Task statement:
Make an exact copy of the records, and keep the pictures out of it.

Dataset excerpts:

■ ■ ■

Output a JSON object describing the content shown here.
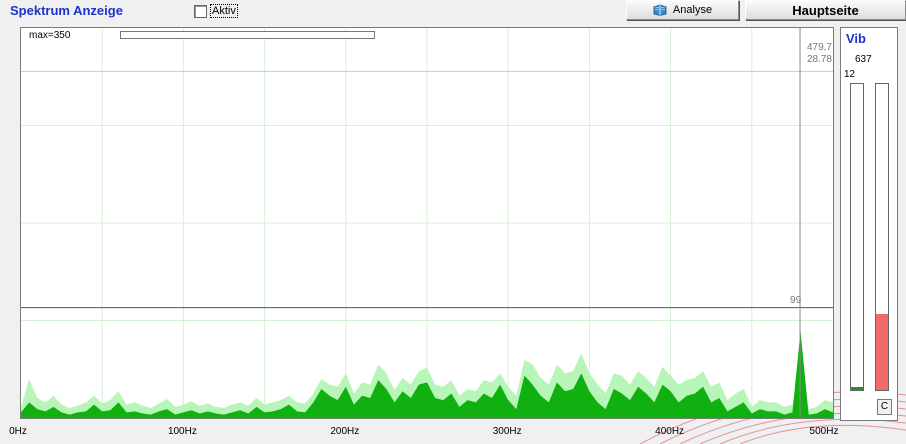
{
  "header": {
    "title": "Spektrum Anzeige",
    "aktiv_label": "Aktiv",
    "aktiv_checked": false,
    "analyse_label": "Analyse",
    "hauptseite_label": "Hauptseite"
  },
  "plot": {
    "max_label": "max=350",
    "cursor_value_1": "479,7",
    "cursor_value_2": "28.78",
    "peak_label": "99"
  },
  "vib": {
    "title": "Vib",
    "value": "637",
    "scale_max": "12",
    "left_level": 0.01,
    "right_level": 0.25,
    "c_button": "C"
  },
  "chart_data": {
    "type": "area",
    "title": "",
    "xlabel": "",
    "ylabel": "",
    "x_tick_labels": [
      "0Hz",
      "100Hz",
      "200Hz",
      "300Hz",
      "400Hz",
      "500Hz"
    ],
    "xlim": [
      0,
      500
    ],
    "ylim": [
      0,
      350
    ],
    "horizontal_lines": [
      {
        "y": 311,
        "color": "#e0e040"
      },
      {
        "y": 99,
        "color": "#555555"
      }
    ],
    "cursor_x": 479.7,
    "series": [
      {
        "x": [
          0,
          5,
          10,
          15,
          20,
          25,
          30,
          35,
          40,
          45,
          50,
          55,
          60,
          65,
          70,
          75,
          80,
          85,
          90,
          95,
          100,
          105,
          110,
          115,
          120,
          125,
          130,
          135,
          140,
          145,
          150,
          155,
          160,
          165,
          170,
          175,
          180,
          185,
          190,
          195,
          200,
          205,
          210,
          215,
          220,
          225,
          230,
          235,
          240,
          245,
          250,
          255,
          260,
          265,
          270,
          275,
          280,
          285,
          290,
          295,
          300,
          305,
          310,
          315,
          320,
          325,
          330,
          335,
          340,
          345,
          350,
          355,
          360,
          365,
          370,
          375,
          380,
          385,
          390,
          395,
          400,
          405,
          410,
          415,
          420,
          425,
          430,
          435,
          440,
          445,
          450,
          455,
          460,
          465,
          470,
          475,
          480,
          485,
          490,
          495,
          500
        ],
        "values": [
          10,
          35,
          18,
          14,
          20,
          12,
          9,
          11,
          14,
          20,
          13,
          16,
          24,
          12,
          14,
          11,
          9,
          13,
          17,
          10,
          12,
          15,
          11,
          13,
          10,
          9,
          12,
          14,
          11,
          18,
          12,
          14,
          16,
          20,
          14,
          13,
          22,
          35,
          30,
          28,
          40,
          22,
          32,
          30,
          48,
          40,
          25,
          36,
          30,
          42,
          45,
          30,
          28,
          34,
          20,
          26,
          24,
          34,
          32,
          40,
          28,
          20,
          52,
          48,
          36,
          30,
          48,
          40,
          42,
          58,
          40,
          30,
          22,
          40,
          38,
          30,
          42,
          36,
          28,
          46,
          38,
          30,
          34,
          36,
          42,
          28,
          32,
          16,
          22,
          26,
          10,
          16,
          14,
          14,
          10,
          12,
          50,
          8,
          10,
          16,
          14
        ]
      },
      {
        "x": [
          0,
          5,
          10,
          15,
          20,
          25,
          30,
          35,
          40,
          45,
          50,
          55,
          60,
          65,
          70,
          75,
          80,
          85,
          90,
          95,
          100,
          105,
          110,
          115,
          120,
          125,
          130,
          135,
          140,
          145,
          150,
          155,
          160,
          165,
          170,
          175,
          180,
          185,
          190,
          195,
          200,
          205,
          210,
          215,
          220,
          225,
          230,
          235,
          240,
          245,
          250,
          255,
          260,
          265,
          270,
          275,
          280,
          285,
          290,
          295,
          300,
          305,
          310,
          315,
          320,
          325,
          330,
          335,
          340,
          345,
          350,
          355,
          360,
          365,
          370,
          375,
          380,
          385,
          390,
          395,
          400,
          405,
          410,
          415,
          420,
          425,
          430,
          435,
          440,
          445,
          450,
          455,
          460,
          465,
          470,
          475,
          480,
          485,
          490,
          495,
          500
        ],
        "values": [
          5,
          14,
          8,
          6,
          10,
          5,
          3,
          5,
          6,
          12,
          6,
          7,
          14,
          5,
          6,
          4,
          3,
          6,
          8,
          3,
          5,
          7,
          4,
          6,
          4,
          3,
          5,
          7,
          4,
          10,
          5,
          6,
          8,
          12,
          6,
          5,
          14,
          26,
          20,
          16,
          28,
          12,
          20,
          18,
          34,
          26,
          14,
          24,
          18,
          30,
          32,
          18,
          16,
          22,
          10,
          16,
          14,
          22,
          18,
          30,
          16,
          8,
          38,
          30,
          20,
          14,
          32,
          24,
          26,
          40,
          24,
          14,
          8,
          26,
          22,
          16,
          28,
          22,
          14,
          30,
          24,
          14,
          20,
          22,
          28,
          14,
          18,
          6,
          10,
          14,
          4,
          8,
          6,
          6,
          3,
          5,
          78,
          3,
          4,
          8,
          5
        ]
      }
    ]
  }
}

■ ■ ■

Output below:
Output a JSON object describing the content shown here.
{
  "header": {
    "title": "Spektrum Anzeige",
    "aktiv_label": "Aktiv",
    "aktiv_checked": false,
    "analyse_label": "Analyse",
    "hauptseite_label": "Hauptseite"
  },
  "plot": {
    "max_label": "max=350",
    "cursor_value_1": "479,7",
    "cursor_value_2": "28.78",
    "peak_label": "99"
  },
  "vib": {
    "title": "Vib",
    "value": "637",
    "scale_max": "12",
    "left_level": 0.01,
    "right_level": 0.25,
    "c_button": "C"
  },
  "chart_data": {
    "type": "area",
    "title": "",
    "xlabel": "",
    "ylabel": "",
    "x_tick_labels": [
      "0Hz",
      "100Hz",
      "200Hz",
      "300Hz",
      "400Hz",
      "500Hz"
    ],
    "xlim": [
      0,
      500
    ],
    "ylim": [
      0,
      350
    ],
    "horizontal_lines": [
      {
        "y": 311,
        "color": "#e0e040"
      },
      {
        "y": 99,
        "color": "#555555"
      }
    ],
    "cursor_x": 479.7,
    "series": [
      {
        "x": [
          0,
          5,
          10,
          15,
          20,
          25,
          30,
          35,
          40,
          45,
          50,
          55,
          60,
          65,
          70,
          75,
          80,
          85,
          90,
          95,
          100,
          105,
          110,
          115,
          120,
          125,
          130,
          135,
          140,
          145,
          150,
          155,
          160,
          165,
          170,
          175,
          180,
          185,
          190,
          195,
          200,
          205,
          210,
          215,
          220,
          225,
          230,
          235,
          240,
          245,
          250,
          255,
          260,
          265,
          270,
          275,
          280,
          285,
          290,
          295,
          300,
          305,
          310,
          315,
          320,
          325,
          330,
          335,
          340,
          345,
          350,
          355,
          360,
          365,
          370,
          375,
          380,
          385,
          390,
          395,
          400,
          405,
          410,
          415,
          420,
          425,
          430,
          435,
          440,
          445,
          450,
          455,
          460,
          465,
          470,
          475,
          480,
          485,
          490,
          495,
          500
        ],
        "values": [
          10,
          35,
          18,
          14,
          20,
          12,
          9,
          11,
          14,
          20,
          13,
          16,
          24,
          12,
          14,
          11,
          9,
          13,
          17,
          10,
          12,
          15,
          11,
          13,
          10,
          9,
          12,
          14,
          11,
          18,
          12,
          14,
          16,
          20,
          14,
          13,
          22,
          35,
          30,
          28,
          40,
          22,
          32,
          30,
          48,
          40,
          25,
          36,
          30,
          42,
          45,
          30,
          28,
          34,
          20,
          26,
          24,
          34,
          32,
          40,
          28,
          20,
          52,
          48,
          36,
          30,
          48,
          40,
          42,
          58,
          40,
          30,
          22,
          40,
          38,
          30,
          42,
          36,
          28,
          46,
          38,
          30,
          34,
          36,
          42,
          28,
          32,
          16,
          22,
          26,
          10,
          16,
          14,
          14,
          10,
          12,
          50,
          8,
          10,
          16,
          14
        ]
      },
      {
        "x": [
          0,
          5,
          10,
          15,
          20,
          25,
          30,
          35,
          40,
          45,
          50,
          55,
          60,
          65,
          70,
          75,
          80,
          85,
          90,
          95,
          100,
          105,
          110,
          115,
          120,
          125,
          130,
          135,
          140,
          145,
          150,
          155,
          160,
          165,
          170,
          175,
          180,
          185,
          190,
          195,
          200,
          205,
          210,
          215,
          220,
          225,
          230,
          235,
          240,
          245,
          250,
          255,
          260,
          265,
          270,
          275,
          280,
          285,
          290,
          295,
          300,
          305,
          310,
          315,
          320,
          325,
          330,
          335,
          340,
          345,
          350,
          355,
          360,
          365,
          370,
          375,
          380,
          385,
          390,
          395,
          400,
          405,
          410,
          415,
          420,
          425,
          430,
          435,
          440,
          445,
          450,
          455,
          460,
          465,
          470,
          475,
          480,
          485,
          490,
          495,
          500
        ],
        "values": [
          5,
          14,
          8,
          6,
          10,
          5,
          3,
          5,
          6,
          12,
          6,
          7,
          14,
          5,
          6,
          4,
          3,
          6,
          8,
          3,
          5,
          7,
          4,
          6,
          4,
          3,
          5,
          7,
          4,
          10,
          5,
          6,
          8,
          12,
          6,
          5,
          14,
          26,
          20,
          16,
          28,
          12,
          20,
          18,
          34,
          26,
          14,
          24,
          18,
          30,
          32,
          18,
          16,
          22,
          10,
          16,
          14,
          22,
          18,
          30,
          16,
          8,
          38,
          30,
          20,
          14,
          32,
          24,
          26,
          40,
          24,
          14,
          8,
          26,
          22,
          16,
          28,
          22,
          14,
          30,
          24,
          14,
          20,
          22,
          28,
          14,
          18,
          6,
          10,
          14,
          4,
          8,
          6,
          6,
          3,
          5,
          78,
          3,
          4,
          8,
          5
        ]
      }
    ]
  }
}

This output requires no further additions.